[DATA SUPPLIED Boundary: Start]

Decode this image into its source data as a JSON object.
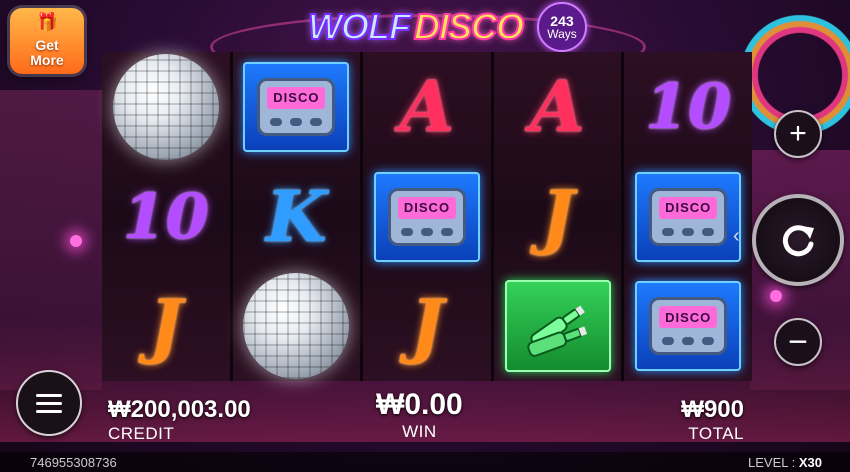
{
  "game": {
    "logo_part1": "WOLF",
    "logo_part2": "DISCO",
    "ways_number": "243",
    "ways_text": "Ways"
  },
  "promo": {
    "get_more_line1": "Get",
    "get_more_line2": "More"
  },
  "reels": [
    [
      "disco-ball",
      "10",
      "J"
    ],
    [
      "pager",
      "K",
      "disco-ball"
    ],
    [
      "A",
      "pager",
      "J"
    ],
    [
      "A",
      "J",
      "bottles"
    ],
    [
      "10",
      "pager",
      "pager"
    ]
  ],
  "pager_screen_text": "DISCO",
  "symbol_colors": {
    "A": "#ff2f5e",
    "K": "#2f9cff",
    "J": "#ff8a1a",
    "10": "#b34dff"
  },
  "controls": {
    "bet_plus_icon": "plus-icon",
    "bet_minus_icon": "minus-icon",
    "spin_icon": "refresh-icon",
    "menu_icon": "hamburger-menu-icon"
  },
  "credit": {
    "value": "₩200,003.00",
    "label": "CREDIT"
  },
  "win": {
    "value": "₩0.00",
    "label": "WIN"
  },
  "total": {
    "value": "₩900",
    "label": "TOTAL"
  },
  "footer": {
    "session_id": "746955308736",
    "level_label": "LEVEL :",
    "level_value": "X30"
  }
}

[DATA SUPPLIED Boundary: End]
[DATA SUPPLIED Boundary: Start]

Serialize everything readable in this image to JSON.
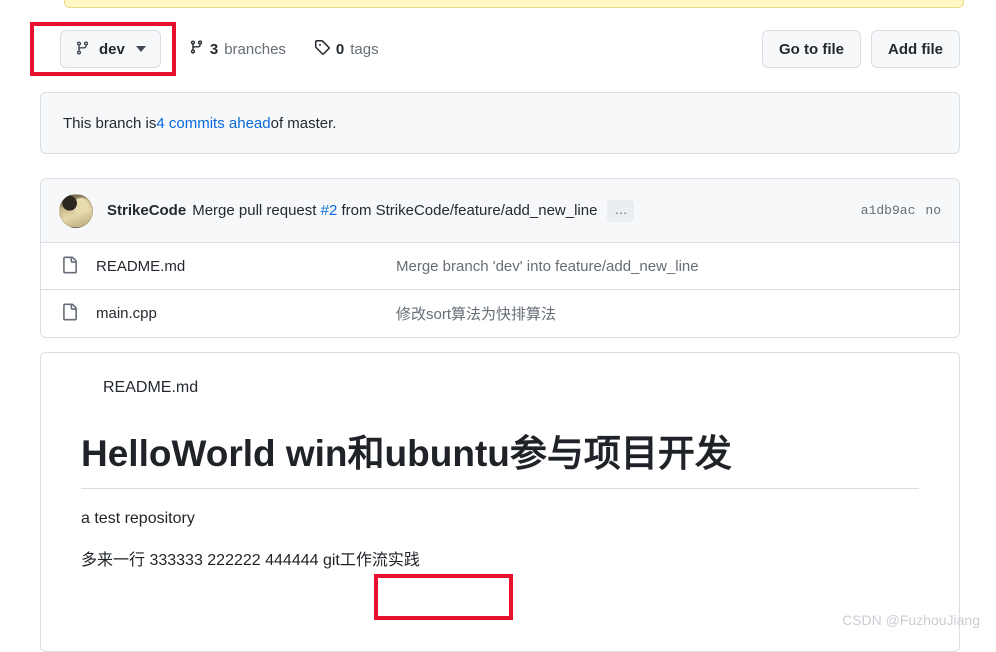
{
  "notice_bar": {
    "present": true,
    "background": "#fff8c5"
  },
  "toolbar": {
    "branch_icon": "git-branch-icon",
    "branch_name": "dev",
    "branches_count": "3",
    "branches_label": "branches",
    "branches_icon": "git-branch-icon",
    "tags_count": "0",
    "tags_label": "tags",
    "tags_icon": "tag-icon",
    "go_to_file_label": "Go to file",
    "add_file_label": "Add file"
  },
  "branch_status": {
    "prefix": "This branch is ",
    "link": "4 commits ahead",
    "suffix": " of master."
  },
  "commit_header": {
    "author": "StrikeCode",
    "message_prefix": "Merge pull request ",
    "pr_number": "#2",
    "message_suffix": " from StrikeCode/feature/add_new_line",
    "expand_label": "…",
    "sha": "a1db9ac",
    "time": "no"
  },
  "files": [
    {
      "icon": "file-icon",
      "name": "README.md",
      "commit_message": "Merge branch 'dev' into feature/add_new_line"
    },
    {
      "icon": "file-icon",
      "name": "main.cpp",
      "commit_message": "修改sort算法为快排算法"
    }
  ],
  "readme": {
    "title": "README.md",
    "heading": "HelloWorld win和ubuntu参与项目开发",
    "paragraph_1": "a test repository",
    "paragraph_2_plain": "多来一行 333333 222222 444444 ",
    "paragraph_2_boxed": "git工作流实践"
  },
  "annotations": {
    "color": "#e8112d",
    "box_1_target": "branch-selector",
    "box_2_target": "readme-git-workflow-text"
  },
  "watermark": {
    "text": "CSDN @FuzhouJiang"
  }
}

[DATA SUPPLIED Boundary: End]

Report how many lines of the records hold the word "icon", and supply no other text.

FINAL ANSWER: 9